Once settled in, we walked a short distance to another hut, Mair in Plun, where our daughters enjoyed bouncing on the large outdoor trampoline and meeting the resident goats, rabbits, guinea pigs and cows. Then we had a small feast on the terrace: Knödel (dumplings), locally sourced cheese, meat and vegetables, and Kaiserschmarren, a sweet pancake topped with powdered sugar and served with cooked fruit. To finish the meal, the adults took shots of grappa, a type of Italian brandy that locals consider medicinal. The idea, said Garvin, is that the drink makes a hole in your stomach so you have more room for dessert. Well-nourished, we headed back down the mountain to explore our hut’s pool and hot tub. While the Bossanys had warned me to be prepared for public nudity, I was still surprised when a guest exited the sauna completely unclothed.
On the mountain, plants and animals are intertwined with everyday human experiences. After our oldest accidentally stepped on a bee, my host mother plucked a leafy weed from the ground and laid it on top of the sting. The plant — called broadleaf plantain — would ease the pain, my host mother said. We were skeptical, but within minutes, our daughter said the sting no longer hurt. At breakfast the next day, our server gestured to a glistening slab of honeycomb on a nearby table and invited us to taste it; the honey came from bees just down the road, she said. On another occasion, we stepped carefully past two sheep that had somehow exited their pen and were roaming along the main hiking trail. They peered at us with what I assumed was boredom, then continued to graze.
People say South Tyrol is close to heaven. We noticed that the increased altitude and sun made us feel tired more quickly than usual. If our kids had been older, we would have considered more strenuous hikes, such as Tre Cime di Lavaredo (Three Peaks). The full hike takes four to five hours and features an “astounding” amount of scenery, Vin told me. Instead, we opted for shorter treks. My host family had rented a cabin about 25 minutes north of our hut by foot. Finding our way there was just challenging enough to be satisfying. Along the trails, we encountered groups of hikers outfitted with gear, families with young children who stopped to splash in nearby streams, and adventurous types zooming down the mountain on electric bicycles.

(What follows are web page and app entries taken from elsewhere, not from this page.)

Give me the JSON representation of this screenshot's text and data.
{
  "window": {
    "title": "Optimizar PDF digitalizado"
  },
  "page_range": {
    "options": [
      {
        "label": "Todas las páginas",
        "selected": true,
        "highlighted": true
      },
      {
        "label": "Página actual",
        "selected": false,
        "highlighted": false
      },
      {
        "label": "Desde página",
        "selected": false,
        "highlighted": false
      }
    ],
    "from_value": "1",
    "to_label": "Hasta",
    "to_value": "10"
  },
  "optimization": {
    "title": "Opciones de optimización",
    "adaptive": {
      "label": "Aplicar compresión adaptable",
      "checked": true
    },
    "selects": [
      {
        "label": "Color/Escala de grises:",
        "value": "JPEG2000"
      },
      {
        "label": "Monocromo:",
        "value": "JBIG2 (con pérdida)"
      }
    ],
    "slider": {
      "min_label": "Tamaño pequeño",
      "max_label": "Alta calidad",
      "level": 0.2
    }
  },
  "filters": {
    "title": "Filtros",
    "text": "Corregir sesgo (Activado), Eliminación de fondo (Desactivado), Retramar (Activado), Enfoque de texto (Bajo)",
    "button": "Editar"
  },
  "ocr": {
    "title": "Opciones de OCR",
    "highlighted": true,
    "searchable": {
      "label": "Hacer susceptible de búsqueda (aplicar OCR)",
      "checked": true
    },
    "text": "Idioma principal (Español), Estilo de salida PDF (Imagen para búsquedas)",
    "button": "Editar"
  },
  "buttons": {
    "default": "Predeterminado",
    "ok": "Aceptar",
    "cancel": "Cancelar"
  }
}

While South Tyrol’s vast landscape can seem remote, we never felt alone. Walking down the mountain from my host family’s cabin on the last evening of our trip, my older daughter and I took a wrong turn. I joked that we might end up sleeping under the stars, sans camping equipment. Soon we crossed paths with a group of partying Italians and exchanged a friendly “buon giorno” (good day). Their music and laughter echoed across the meadow as we retraced our steps, the rugged Dolomites on our right and herds of cows on our left. Before the sky completely darkened, we were back in our cozy rooms, already dreaming of our next visit.
Rich is a writer based in Wisconsin. Her website is lovehopeandcoffee.com. Find her on Twitter @ginarichwriter and Instagram @lovehopeandcoffee.
Potential travelers should take local and national public health directives regarding the pandemic into consideration before planning any trips. Travel health notice information can be found on the Centers for Disease Control and Prevention’s interactive map showing travel recommendations by destination and the CDC’s travel health notice webpage.